— TASK TO CARRY OUT —
Look through the data below and, wherever a line carries the word "siliconvalle", please copy that line.

☆ ☆ ☆ ☆ ☆ ☆ ☆

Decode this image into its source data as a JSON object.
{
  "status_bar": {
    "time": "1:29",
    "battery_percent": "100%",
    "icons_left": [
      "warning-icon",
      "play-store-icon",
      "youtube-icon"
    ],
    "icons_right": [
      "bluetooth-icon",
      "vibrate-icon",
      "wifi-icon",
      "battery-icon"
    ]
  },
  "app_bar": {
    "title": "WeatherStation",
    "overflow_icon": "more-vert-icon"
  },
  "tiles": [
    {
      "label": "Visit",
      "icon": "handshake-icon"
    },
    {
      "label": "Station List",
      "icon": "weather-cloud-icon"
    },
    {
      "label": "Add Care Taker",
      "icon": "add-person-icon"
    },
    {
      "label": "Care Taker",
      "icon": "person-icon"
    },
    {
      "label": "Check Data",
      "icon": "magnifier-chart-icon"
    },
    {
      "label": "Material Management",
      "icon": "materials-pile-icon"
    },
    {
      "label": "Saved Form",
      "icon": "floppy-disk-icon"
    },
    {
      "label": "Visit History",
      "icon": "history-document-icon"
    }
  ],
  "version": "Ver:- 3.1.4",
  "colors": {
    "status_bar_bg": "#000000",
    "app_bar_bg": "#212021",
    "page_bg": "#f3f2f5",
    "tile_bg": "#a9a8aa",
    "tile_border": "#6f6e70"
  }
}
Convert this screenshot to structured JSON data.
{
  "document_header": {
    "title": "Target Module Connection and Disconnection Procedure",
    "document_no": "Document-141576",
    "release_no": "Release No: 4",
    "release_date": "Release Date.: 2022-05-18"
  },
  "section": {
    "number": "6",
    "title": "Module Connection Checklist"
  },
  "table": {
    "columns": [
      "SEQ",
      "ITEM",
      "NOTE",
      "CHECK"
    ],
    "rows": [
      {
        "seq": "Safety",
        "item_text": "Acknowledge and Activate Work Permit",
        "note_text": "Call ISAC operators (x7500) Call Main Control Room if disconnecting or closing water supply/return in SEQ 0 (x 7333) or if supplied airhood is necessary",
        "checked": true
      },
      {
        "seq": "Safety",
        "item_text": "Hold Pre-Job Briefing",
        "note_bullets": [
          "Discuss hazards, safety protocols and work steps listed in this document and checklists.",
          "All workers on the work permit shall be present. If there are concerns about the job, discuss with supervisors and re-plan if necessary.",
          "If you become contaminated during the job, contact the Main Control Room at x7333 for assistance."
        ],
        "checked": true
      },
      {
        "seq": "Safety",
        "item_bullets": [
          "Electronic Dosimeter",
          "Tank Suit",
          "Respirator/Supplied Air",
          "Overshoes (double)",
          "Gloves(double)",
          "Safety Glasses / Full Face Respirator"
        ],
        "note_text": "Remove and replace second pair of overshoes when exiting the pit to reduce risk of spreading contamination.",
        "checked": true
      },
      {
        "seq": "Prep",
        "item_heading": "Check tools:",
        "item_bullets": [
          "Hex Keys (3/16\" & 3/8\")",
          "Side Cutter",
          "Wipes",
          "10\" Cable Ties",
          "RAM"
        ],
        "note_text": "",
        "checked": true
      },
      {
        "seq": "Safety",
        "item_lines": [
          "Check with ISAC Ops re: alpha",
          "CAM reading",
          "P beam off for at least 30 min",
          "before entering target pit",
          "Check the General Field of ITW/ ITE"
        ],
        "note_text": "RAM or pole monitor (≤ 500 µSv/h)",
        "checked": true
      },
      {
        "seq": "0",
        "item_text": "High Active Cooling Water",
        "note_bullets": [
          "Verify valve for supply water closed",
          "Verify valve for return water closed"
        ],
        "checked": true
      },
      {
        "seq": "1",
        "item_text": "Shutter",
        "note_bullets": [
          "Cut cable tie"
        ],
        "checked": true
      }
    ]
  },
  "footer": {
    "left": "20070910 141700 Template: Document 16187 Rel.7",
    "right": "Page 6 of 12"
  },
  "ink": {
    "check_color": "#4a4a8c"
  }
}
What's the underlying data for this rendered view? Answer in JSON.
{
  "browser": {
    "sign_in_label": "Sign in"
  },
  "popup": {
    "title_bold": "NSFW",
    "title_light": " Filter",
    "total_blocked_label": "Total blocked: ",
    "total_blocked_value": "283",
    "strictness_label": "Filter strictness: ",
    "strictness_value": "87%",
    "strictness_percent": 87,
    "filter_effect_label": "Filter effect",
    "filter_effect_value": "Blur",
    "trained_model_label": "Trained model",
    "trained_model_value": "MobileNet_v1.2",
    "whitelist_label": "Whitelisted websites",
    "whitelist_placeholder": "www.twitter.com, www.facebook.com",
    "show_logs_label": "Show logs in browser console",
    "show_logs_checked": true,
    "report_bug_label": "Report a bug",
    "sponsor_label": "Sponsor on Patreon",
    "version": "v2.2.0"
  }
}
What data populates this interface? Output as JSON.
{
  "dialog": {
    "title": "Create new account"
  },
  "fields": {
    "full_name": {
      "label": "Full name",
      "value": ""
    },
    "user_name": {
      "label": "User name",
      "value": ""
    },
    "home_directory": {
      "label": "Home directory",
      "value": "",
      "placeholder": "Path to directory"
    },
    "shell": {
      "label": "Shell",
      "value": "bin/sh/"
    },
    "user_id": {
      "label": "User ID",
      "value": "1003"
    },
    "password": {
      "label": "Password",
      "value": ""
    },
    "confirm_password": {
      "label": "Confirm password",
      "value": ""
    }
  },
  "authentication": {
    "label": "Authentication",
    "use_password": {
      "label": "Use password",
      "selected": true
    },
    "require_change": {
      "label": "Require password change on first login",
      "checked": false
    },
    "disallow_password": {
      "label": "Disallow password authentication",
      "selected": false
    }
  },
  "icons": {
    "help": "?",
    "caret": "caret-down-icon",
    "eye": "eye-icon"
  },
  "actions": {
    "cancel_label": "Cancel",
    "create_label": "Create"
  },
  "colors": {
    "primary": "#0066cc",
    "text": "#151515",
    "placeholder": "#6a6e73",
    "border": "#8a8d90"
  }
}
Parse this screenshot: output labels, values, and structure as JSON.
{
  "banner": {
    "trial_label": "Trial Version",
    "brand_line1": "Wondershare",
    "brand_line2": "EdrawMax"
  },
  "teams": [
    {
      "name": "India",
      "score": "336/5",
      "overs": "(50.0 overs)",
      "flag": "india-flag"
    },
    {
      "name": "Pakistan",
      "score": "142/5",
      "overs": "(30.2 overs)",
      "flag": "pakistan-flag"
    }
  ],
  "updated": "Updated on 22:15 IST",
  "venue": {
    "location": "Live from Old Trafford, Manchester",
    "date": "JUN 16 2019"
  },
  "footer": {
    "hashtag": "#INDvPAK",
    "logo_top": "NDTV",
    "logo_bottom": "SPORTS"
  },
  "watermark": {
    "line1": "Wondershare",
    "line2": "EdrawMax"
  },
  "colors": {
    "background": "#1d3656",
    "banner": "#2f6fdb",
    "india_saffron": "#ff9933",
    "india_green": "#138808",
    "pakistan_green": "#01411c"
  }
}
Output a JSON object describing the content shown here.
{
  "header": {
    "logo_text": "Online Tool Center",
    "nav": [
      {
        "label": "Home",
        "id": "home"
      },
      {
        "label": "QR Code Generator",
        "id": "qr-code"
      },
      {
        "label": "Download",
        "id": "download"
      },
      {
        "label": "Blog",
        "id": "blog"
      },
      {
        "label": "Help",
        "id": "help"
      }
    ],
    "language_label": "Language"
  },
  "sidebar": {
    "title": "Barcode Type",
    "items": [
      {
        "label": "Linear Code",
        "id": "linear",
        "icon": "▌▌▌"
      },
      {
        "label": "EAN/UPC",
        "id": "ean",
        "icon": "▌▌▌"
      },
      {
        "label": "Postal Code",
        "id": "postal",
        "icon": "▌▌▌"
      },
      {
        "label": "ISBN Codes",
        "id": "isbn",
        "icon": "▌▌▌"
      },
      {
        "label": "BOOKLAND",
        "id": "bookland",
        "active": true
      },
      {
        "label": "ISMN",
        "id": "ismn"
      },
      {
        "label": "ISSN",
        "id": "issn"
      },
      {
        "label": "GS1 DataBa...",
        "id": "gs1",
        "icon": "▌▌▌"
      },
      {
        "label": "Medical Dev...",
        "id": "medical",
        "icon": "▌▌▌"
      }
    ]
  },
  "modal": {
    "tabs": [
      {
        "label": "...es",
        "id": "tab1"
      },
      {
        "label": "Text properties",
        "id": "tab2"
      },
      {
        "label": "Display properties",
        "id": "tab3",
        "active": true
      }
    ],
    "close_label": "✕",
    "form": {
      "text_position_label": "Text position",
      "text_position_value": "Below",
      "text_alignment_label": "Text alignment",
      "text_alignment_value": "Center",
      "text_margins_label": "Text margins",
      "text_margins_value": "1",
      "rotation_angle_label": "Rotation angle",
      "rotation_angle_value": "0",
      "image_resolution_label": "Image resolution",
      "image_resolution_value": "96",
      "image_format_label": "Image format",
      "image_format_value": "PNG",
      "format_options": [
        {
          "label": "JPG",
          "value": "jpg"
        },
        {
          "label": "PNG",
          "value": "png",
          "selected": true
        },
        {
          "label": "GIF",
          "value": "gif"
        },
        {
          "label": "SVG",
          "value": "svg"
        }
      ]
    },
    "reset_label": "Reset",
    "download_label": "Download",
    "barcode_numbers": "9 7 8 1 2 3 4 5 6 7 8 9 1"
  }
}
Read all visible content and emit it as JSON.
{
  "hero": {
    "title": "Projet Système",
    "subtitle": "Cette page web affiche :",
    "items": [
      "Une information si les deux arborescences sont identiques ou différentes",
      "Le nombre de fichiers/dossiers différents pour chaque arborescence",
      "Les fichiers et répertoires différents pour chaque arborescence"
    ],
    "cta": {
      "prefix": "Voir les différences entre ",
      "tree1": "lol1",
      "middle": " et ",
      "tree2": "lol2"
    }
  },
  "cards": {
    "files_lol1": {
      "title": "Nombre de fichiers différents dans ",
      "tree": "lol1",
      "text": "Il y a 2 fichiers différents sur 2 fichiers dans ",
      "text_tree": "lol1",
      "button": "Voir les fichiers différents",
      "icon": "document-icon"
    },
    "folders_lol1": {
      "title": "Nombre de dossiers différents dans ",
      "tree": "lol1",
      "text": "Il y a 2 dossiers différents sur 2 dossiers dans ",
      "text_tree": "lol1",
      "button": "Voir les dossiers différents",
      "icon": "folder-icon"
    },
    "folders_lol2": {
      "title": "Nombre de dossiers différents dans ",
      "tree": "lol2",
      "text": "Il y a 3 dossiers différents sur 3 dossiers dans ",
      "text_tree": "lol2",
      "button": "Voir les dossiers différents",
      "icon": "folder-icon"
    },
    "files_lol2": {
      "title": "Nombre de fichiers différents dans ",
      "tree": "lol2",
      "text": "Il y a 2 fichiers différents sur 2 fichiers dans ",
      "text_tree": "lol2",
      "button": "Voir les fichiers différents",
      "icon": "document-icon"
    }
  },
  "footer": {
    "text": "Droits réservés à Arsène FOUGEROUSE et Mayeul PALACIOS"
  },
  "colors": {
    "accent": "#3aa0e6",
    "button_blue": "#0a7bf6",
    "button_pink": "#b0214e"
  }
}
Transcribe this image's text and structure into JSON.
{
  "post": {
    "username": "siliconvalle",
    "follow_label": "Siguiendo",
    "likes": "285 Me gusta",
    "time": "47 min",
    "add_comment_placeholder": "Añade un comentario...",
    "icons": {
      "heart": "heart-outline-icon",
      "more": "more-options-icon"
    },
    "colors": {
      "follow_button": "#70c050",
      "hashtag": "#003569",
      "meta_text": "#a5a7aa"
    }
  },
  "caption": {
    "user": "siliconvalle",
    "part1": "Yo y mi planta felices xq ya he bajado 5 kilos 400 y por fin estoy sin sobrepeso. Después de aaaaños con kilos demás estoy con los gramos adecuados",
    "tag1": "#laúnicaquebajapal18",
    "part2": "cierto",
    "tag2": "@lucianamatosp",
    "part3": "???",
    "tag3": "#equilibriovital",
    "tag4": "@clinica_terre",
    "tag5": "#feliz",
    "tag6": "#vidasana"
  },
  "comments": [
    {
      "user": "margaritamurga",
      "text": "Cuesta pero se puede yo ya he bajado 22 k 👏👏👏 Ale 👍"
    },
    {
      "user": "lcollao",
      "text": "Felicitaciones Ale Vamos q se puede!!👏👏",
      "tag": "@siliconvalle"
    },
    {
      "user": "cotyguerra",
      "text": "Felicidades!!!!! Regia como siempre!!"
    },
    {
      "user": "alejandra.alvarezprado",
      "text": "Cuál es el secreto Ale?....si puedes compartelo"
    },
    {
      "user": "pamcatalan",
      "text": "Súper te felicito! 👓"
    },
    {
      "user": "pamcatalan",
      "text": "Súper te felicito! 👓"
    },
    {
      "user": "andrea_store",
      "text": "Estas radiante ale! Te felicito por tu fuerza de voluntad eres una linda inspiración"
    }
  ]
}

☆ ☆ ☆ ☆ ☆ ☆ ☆

— REPLY —
    "username": "siliconvalle",
    "user": "siliconvalle",
      "tag": "@siliconvalle"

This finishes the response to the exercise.